━━━━━ MATERIAL SHOWN ━━━━━

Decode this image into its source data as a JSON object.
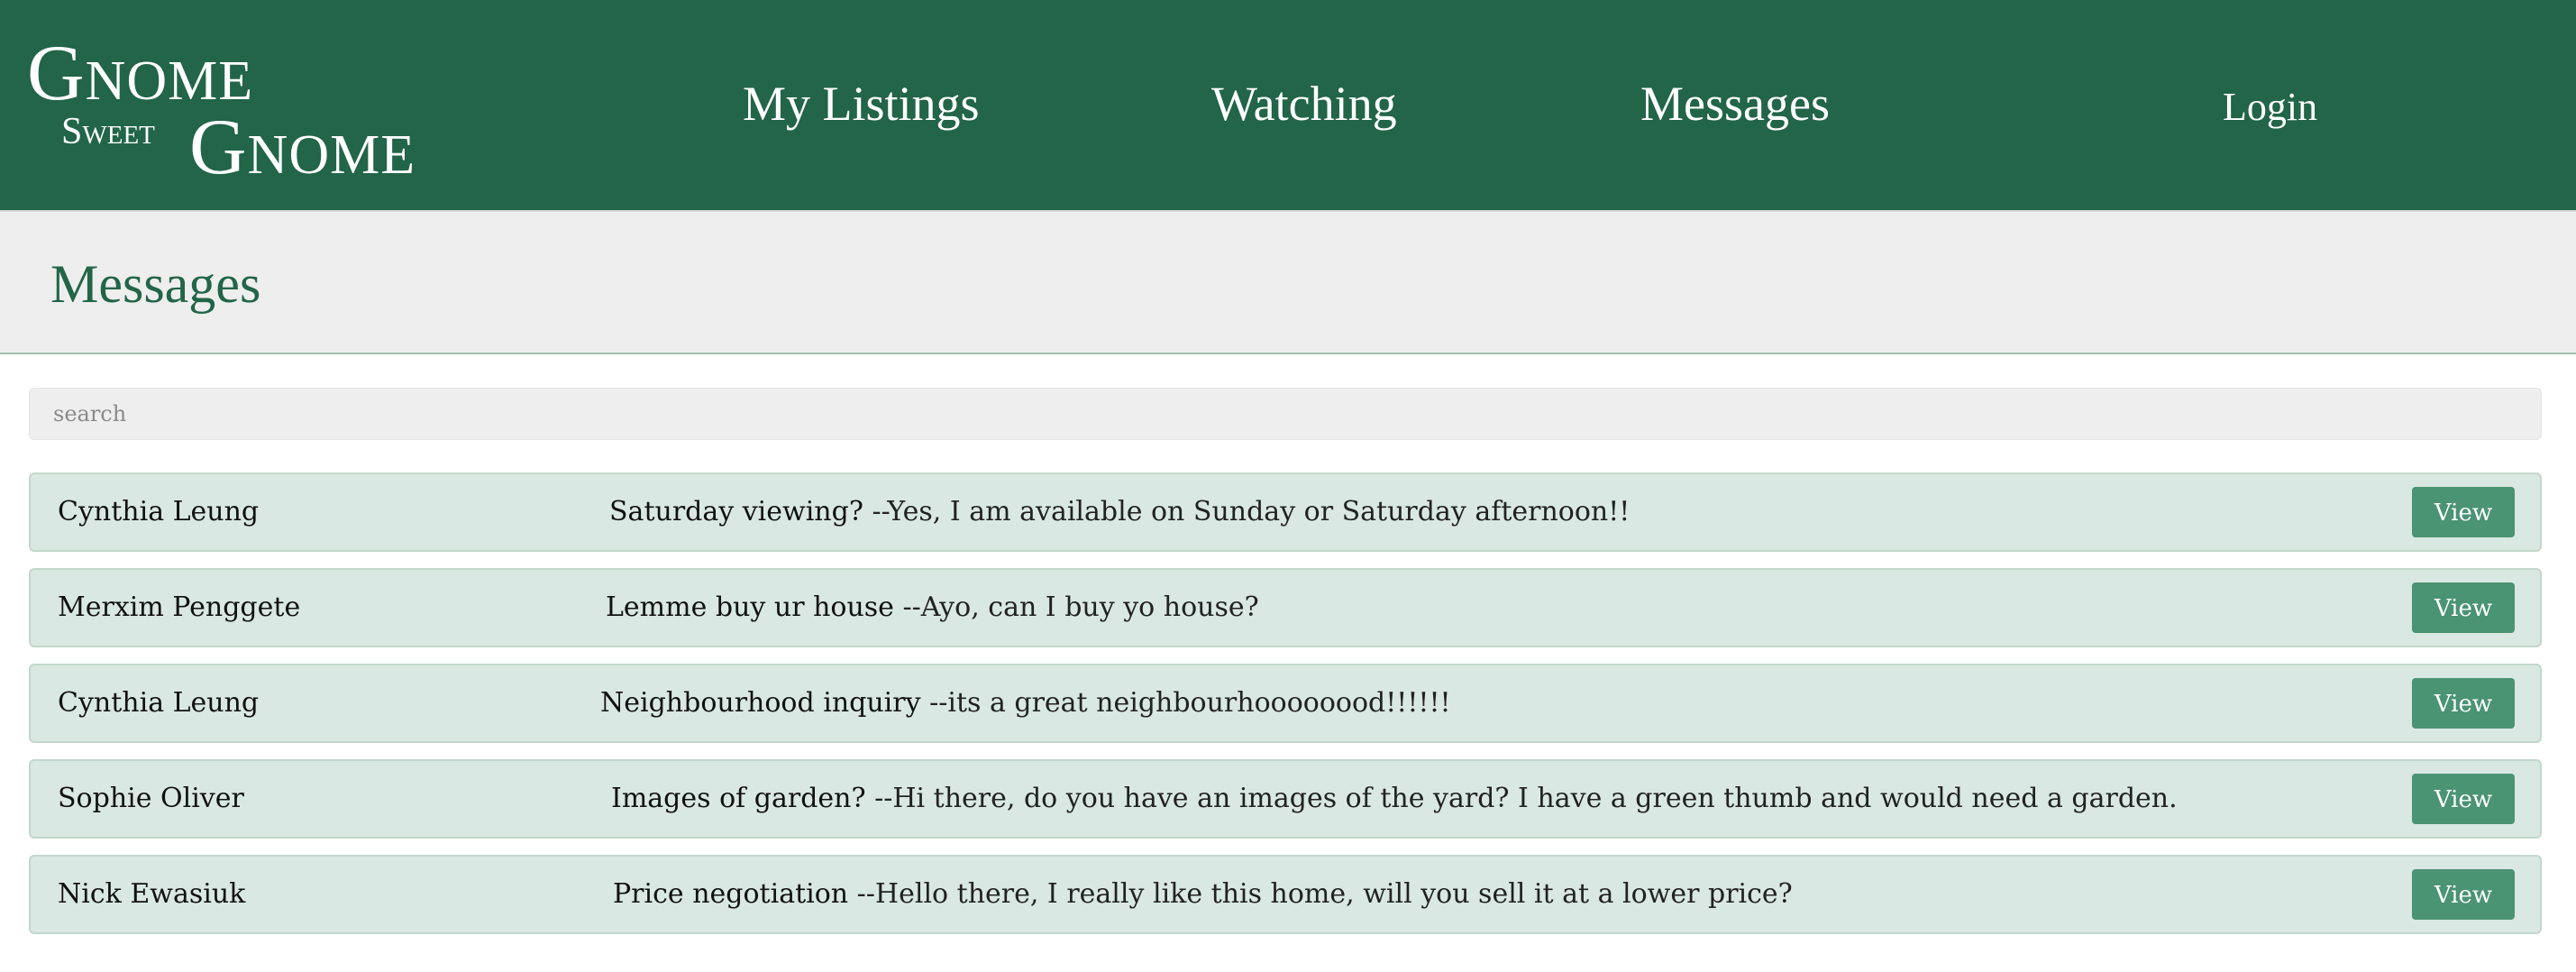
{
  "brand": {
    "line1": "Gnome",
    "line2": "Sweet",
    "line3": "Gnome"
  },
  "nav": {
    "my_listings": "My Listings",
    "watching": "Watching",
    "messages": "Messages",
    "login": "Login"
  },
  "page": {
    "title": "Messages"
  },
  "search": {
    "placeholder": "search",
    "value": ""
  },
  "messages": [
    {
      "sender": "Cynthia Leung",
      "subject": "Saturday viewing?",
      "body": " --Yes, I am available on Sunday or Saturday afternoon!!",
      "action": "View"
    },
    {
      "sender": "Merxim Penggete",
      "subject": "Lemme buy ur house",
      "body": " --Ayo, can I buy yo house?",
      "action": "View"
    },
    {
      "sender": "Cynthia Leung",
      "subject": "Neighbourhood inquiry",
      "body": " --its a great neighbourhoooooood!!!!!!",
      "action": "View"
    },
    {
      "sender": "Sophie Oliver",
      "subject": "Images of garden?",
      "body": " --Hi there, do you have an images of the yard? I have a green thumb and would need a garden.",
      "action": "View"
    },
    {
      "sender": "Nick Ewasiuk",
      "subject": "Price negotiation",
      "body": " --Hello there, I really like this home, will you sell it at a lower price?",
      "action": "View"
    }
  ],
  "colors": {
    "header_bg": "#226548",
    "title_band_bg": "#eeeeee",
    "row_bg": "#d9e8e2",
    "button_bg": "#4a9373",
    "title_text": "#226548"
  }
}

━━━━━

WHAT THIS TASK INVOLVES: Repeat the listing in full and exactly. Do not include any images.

RESPONSE FOR THIS EXERCISE:
Decode this image into its source data as a JSON object.
{
  "brand": {
    "line1": "Gnome",
    "line2": "Sweet",
    "line3": "Gnome"
  },
  "nav": {
    "my_listings": "My Listings",
    "watching": "Watching",
    "messages": "Messages",
    "login": "Login"
  },
  "page": {
    "title": "Messages"
  },
  "search": {
    "placeholder": "search",
    "value": ""
  },
  "messages": [
    {
      "sender": "Cynthia Leung",
      "subject": "Saturday viewing?",
      "body": " --Yes, I am available on Sunday or Saturday afternoon!!",
      "action": "View"
    },
    {
      "sender": "Merxim Penggete",
      "subject": "Lemme buy ur house",
      "body": " --Ayo, can I buy yo house?",
      "action": "View"
    },
    {
      "sender": "Cynthia Leung",
      "subject": "Neighbourhood inquiry",
      "body": " --its a great neighbourhoooooood!!!!!!",
      "action": "View"
    },
    {
      "sender": "Sophie Oliver",
      "subject": "Images of garden?",
      "body": " --Hi there, do you have an images of the yard? I have a green thumb and would need a garden.",
      "action": "View"
    },
    {
      "sender": "Nick Ewasiuk",
      "subject": "Price negotiation",
      "body": " --Hello there, I really like this home, will you sell it at a lower price?",
      "action": "View"
    }
  ],
  "colors": {
    "header_bg": "#226548",
    "title_band_bg": "#eeeeee",
    "row_bg": "#d9e8e2",
    "button_bg": "#4a9373",
    "title_text": "#226548"
  }
}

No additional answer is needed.